The Vatican has announced that cardinals will begin their secretive conclave next Tuesday, setting in motion the process of electing the next leader of the Roman Catholic Church.

The date was set Friday afternoon, after a week of pre-conclave meetings culminated in a vote by the College of Cardinals.

In a news release, the Vatican said cardinals will take part in a pontifical mass at St. Peter's Basilica on the morning of March 12. Afterward, they will head into the closed-door conclave where they will remain isolated from the outside world until retired Pope Benedict XVI's successor is elected.

The 85-year-old Benedict became the first pontiff in 600 years to resign, citing his advanced age and declining health.

If a pope is not elected in a single vote on that first day, cardinals will cast four ballots a day -- two in the morning and two in the afternoon -- until two-thirds agree on a single candidate.

Ballots will be burned following each vote, with the colour of the smoke ascending from a chimney above the Sistine Chapel announcing whether or not a decision has been reached.

Black smoke means cardinals have not reached a two-thirds majority, while white smoke means the next pope has been chosen.

The process could stretch on for days or even weeks, although no conclave in the past century has ever gone beyond five days.

While the world's attention will be transfixed on that chimney, speculating about the politics of choosing a pope, the cardinals reportedly conduct the conclave in an atmosphere of silent prayer.

In that light, Vatican spokesperson Rev. Federico Lombardi said the discussions on necessary "profile, characteristics, qualities and talents" of a future pope have been handled in the pre-conclave meetings this week.

"Obviously the cardinals must arrive at this moment with all the information that is useful to make a judgment on such an important issue," he said. "The preparation is absolutely fundamental."

That work of preparing for the conclave has exposed some sharp divisions at the top ranks of the Church, as American and some German cardinals pressed for more in-depth pre-conclave discussions to hash out issues of dysfunction and corruption within the Church.

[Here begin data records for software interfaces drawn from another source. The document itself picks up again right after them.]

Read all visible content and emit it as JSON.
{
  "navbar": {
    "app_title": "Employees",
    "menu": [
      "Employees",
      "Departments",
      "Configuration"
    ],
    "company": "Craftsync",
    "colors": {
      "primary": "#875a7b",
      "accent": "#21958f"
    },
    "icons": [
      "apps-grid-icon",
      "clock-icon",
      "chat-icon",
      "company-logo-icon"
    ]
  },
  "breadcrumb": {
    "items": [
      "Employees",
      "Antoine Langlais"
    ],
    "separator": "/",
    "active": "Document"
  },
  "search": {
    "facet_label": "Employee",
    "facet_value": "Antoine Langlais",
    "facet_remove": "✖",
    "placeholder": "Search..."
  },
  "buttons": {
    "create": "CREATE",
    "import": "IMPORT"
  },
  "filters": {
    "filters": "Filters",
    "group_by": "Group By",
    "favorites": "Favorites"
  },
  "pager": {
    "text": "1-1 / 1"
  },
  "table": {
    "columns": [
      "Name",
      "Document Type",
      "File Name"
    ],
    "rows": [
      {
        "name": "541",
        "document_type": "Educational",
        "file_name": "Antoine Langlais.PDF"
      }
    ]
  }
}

Vatican-based cardinals disagreed, however, in a measure of reluctance seen by some as an attempt to curtail negative publicity.

Dousing one simmering controversy, cardinals did vote Friday to exempt Scottish Cardinal Keith O'Brien from the conclave, after he resigned last week following an admission of sexual misconduct.

Combined with another exemption granted the ill archbishop of Jakarta, Cardinal Julius Darmaatjadja, that means 115 men are eligible to cast ballots for the next pope. Keeping the two-thirds rule in mind, a total of 77 votes are required to declare a victory.

Could a Canadian become the next pope?

According to reports from Rome, a long list of potential papal candidates has shrunk to only a few cardinals who are now considered to be front-runners.

Among them is Canadian cardinal Marc Ouellet, from La Motte, Que.

Ouellet, 68, is considered to be a favourite because of his conservative leanings and his position as head of the Vatican’s office for bishops, among other things.

Three Canadian cardinals – Ouellet, Jean-Claude Turcotte and Thomas Collins -- will take part in the conclave next week.

Bill Steinburg, the communications manager for the Archdiocese of Toronto who recently accompanied Collins in Rome, said Friday “it would be an exciting” time for Canadian Catholics if one of their own became the pope.

“It really would do a great deal for the church in Canada,” Steinburg told CTC News Channel.

“I think more importantly though, whoever is elected is being chosen to guide the world’s church”

With files from The Associated Press